In cat years they're heading well into their 80s but they don't actually look too bad. It's the high protein diet and the lack of economic and cultural pressures coupled with any awareness of mortality. If they were human they might be considering running for American President, completing all the Munros or playing the main stage at Glastonbury right now. Well that's not going to happen, to them or us. Retired is retired but it's also something of a non-specific and abstract state of being. All a bit "do not go gentle into that good night."
Wednesday, July 06, 2022
When the economy is regularly giving you a kicking all across the board and we remain rudderless in the storm what is the point of even the most basic of research into price variations? Sometimes seeing things as they are, in other words having some "knowledge", isn't really all that useful. There are a few things you'd just rather ignore, like the crazy price of petrol. Here's where you can compare prices if you dare. It's hardly a revelation and is arguably pointless as there's no real difference between suppliers.
I had expected BP to be more expensive (though our actual local BP and Shell stations don't figure on this list and they are only about half a mile away) but it's in second place ahead of Tesco. Why don't their automated pumps show up a saving? Anyway I quite like the fruit and bakery departments in Morrisons but it's over at the Gyle, all potholes and bus lanes too. One day we'll all have EVs I suppose and we'll worry about the prices of charging as we grapple with range anxiety and software upgrades. Until then it's just buttons.
Tuesday, July 05, 2022
In an unexpected plot twist summer has arrived, albeit in an often dull and blustery fashion. Along with that come the baffled cruise passengers who hardly set foot in the village before being bussed off to the capital city to get fleeced by whatever red hot tourist spot they're dropped into. I don't envy them the pain of it all, the fudged history, the tartan tat and the uneven pavements. Meanwhile all local roads are blocked off by sets of marauding alien traffic lights let loose by the Russians and determined to choke and harass any unwanted transport whilst unpopular building works progress and budget midweek weddings and funerals run amok. Good times!
Monday, July 04, 2022
Sweet Bird of Youth and a Graffiti Cat: A tiny gif one of my grand daughters kindly sent me via her swinging, trendy and super dooper smarty phone equipment. Nice. One tiny gif deserves another, I'll see what I can round up and capture in the lands of the digital Serengeti.
Sunday, July 03, 2022

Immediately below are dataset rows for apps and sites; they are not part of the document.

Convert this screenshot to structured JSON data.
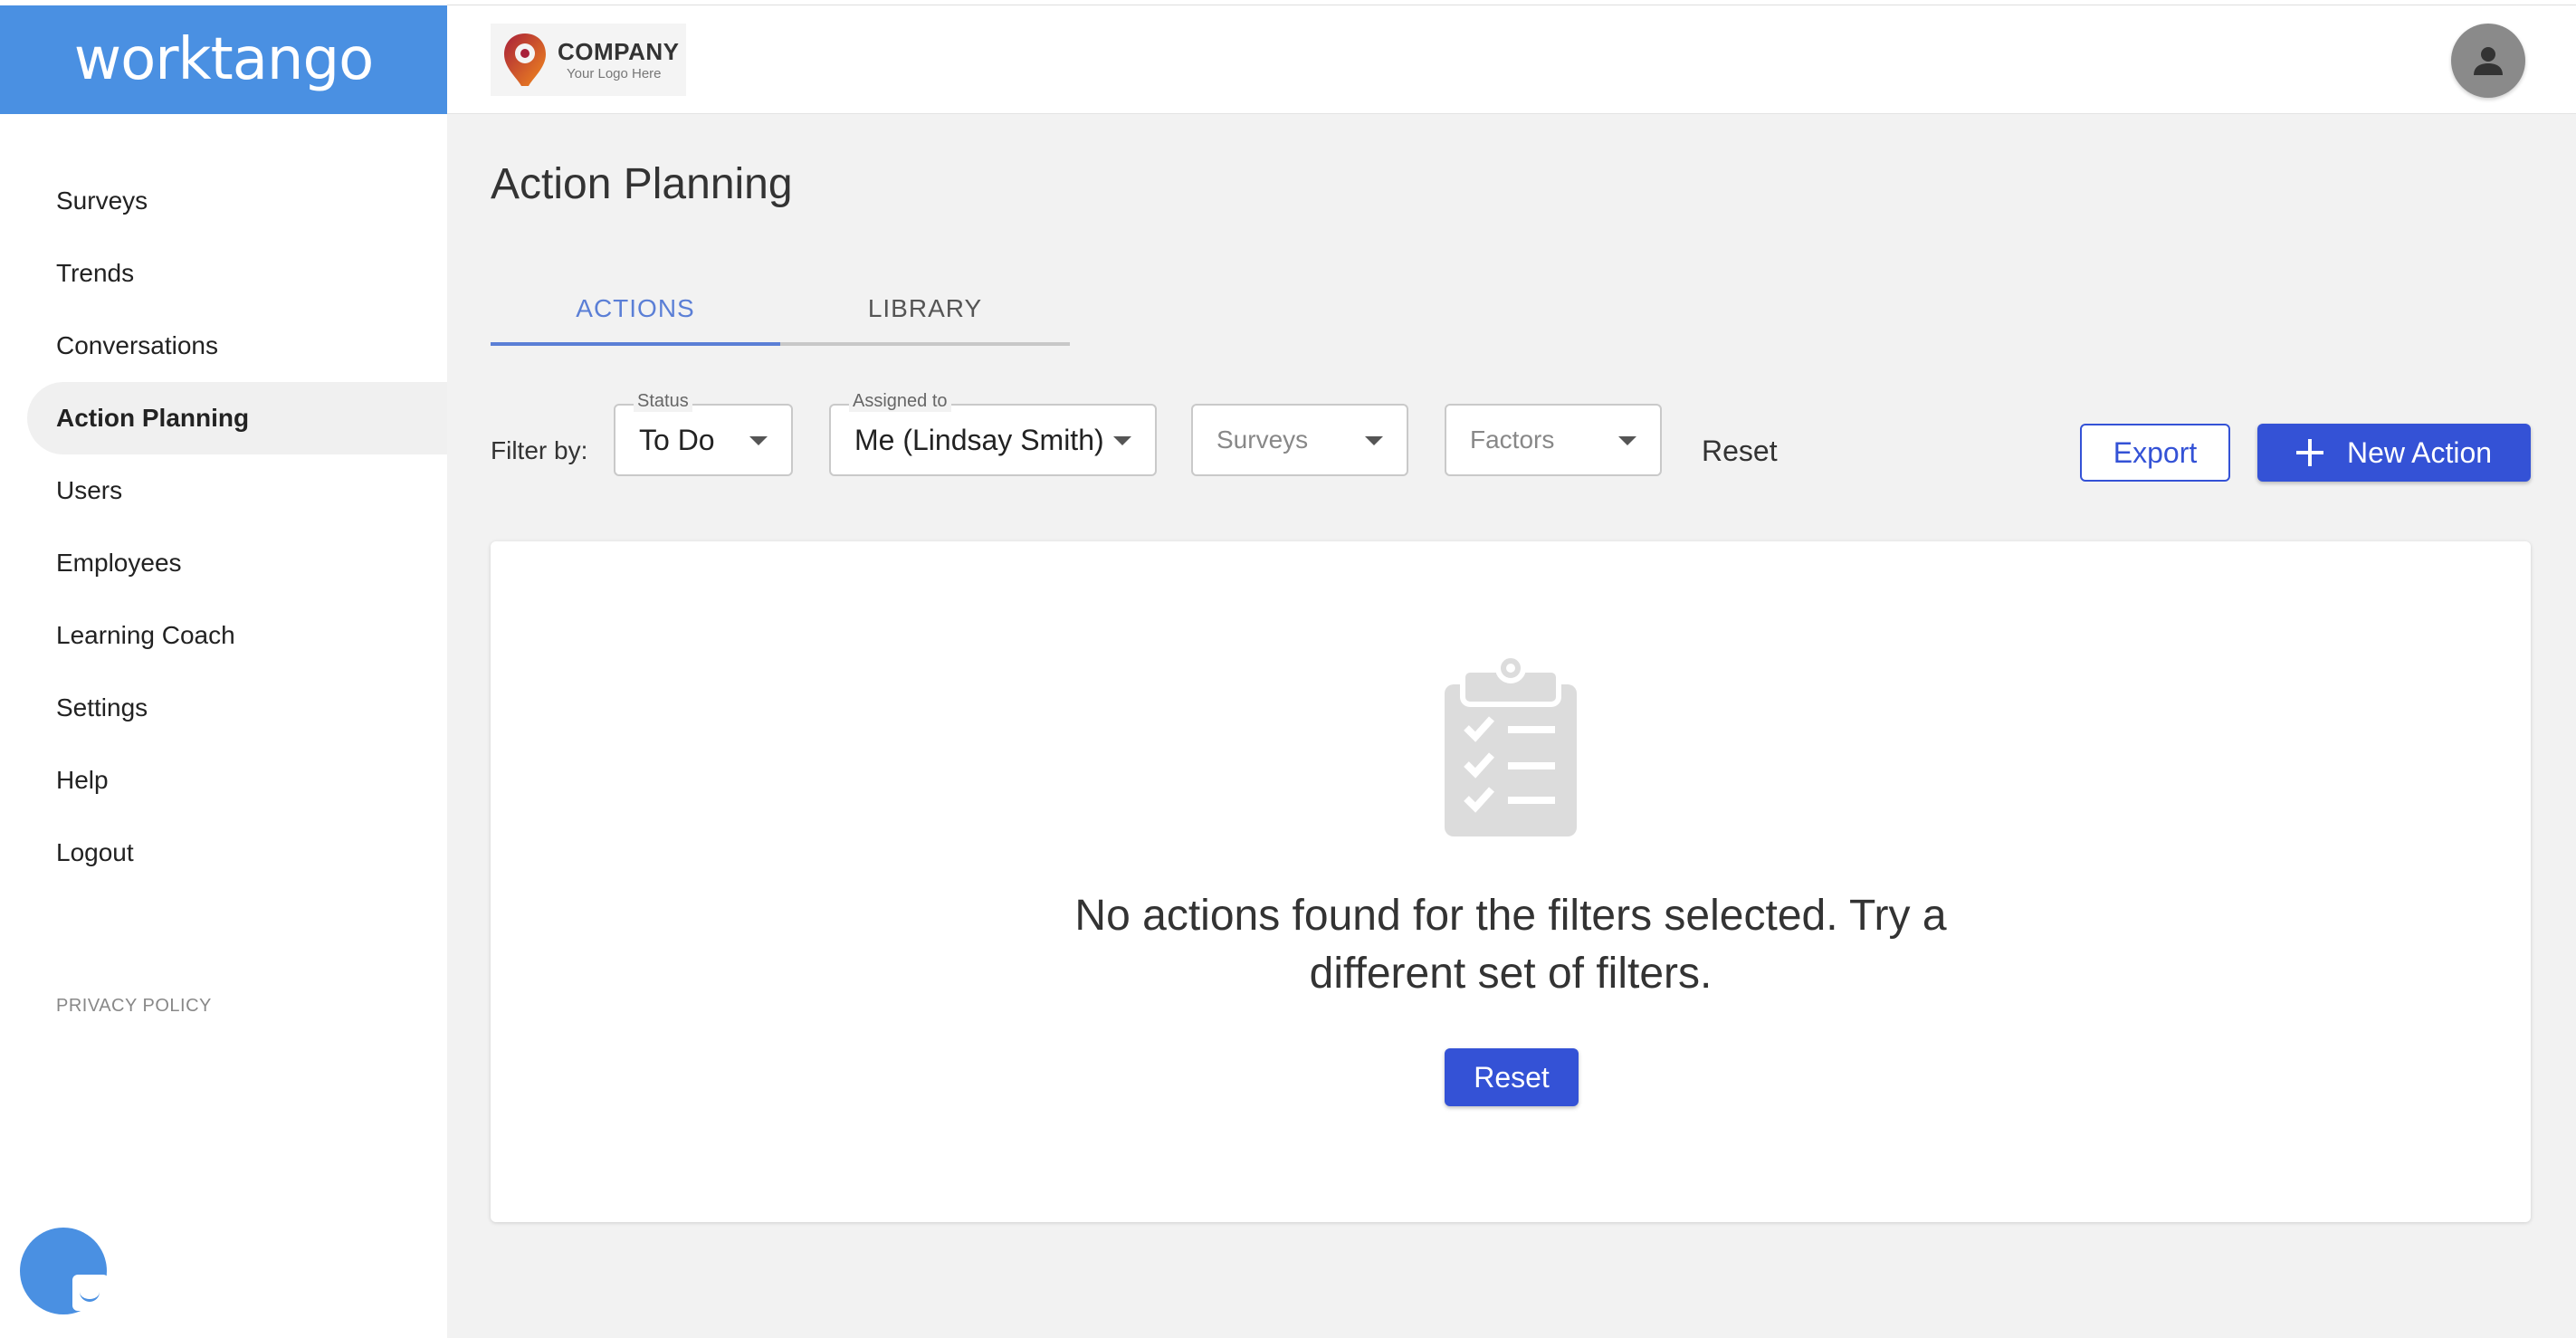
{
  "brand": {
    "name": "worktango"
  },
  "company": {
    "name": "COMPANY",
    "tagline": "Your Logo Here"
  },
  "sidebar": {
    "items": [
      {
        "label": "Surveys"
      },
      {
        "label": "Trends"
      },
      {
        "label": "Conversations"
      },
      {
        "label": "Action Planning",
        "active": true
      },
      {
        "label": "Users"
      },
      {
        "label": "Employees"
      },
      {
        "label": "Learning Coach"
      },
      {
        "label": "Settings"
      },
      {
        "label": "Help"
      },
      {
        "label": "Logout"
      }
    ],
    "privacy": "PRIVACY POLICY"
  },
  "page": {
    "title": "Action Planning"
  },
  "tabs": [
    {
      "label": "ACTIONS",
      "active": true
    },
    {
      "label": "LIBRARY"
    }
  ],
  "filters": {
    "label": "Filter by:",
    "status": {
      "legend": "Status",
      "value": "To Do"
    },
    "assigned": {
      "legend": "Assigned to",
      "value": "Me (Lindsay Smith)"
    },
    "surveys": {
      "placeholder": "Surveys"
    },
    "factors": {
      "placeholder": "Factors"
    },
    "reset": "Reset"
  },
  "toolbar": {
    "export_label": "Export",
    "new_action_label": "New Action"
  },
  "empty_state": {
    "line1": "No actions found for the filters selected. Try a",
    "line2": "different set of filters.",
    "reset_label": "Reset"
  },
  "colors": {
    "brand": "#4a90e2",
    "accent": "#3452d6",
    "tab_active": "#5b7fd6"
  },
  "icons": {
    "avatar": "person-icon",
    "empty": "clipboard-checklist-icon",
    "new_action": "plus-icon",
    "dropdown": "chevron-down-icon",
    "chat": "chat-bubble-icon"
  }
}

A short essay on the significance of labels: Supping warm Guinness from a cold Tennent's glass doesn't affect the taste or the alcoholic content or the level of enjoyment. It doesn't affect anything of meaning, it's just a not very thoughtfully selected glass holding the contents of a tin of beer. So there's my position on labels, products and life in general. I may also hold other views at different times, according to my variable moods and general outlook. Don't say I didn't warn you.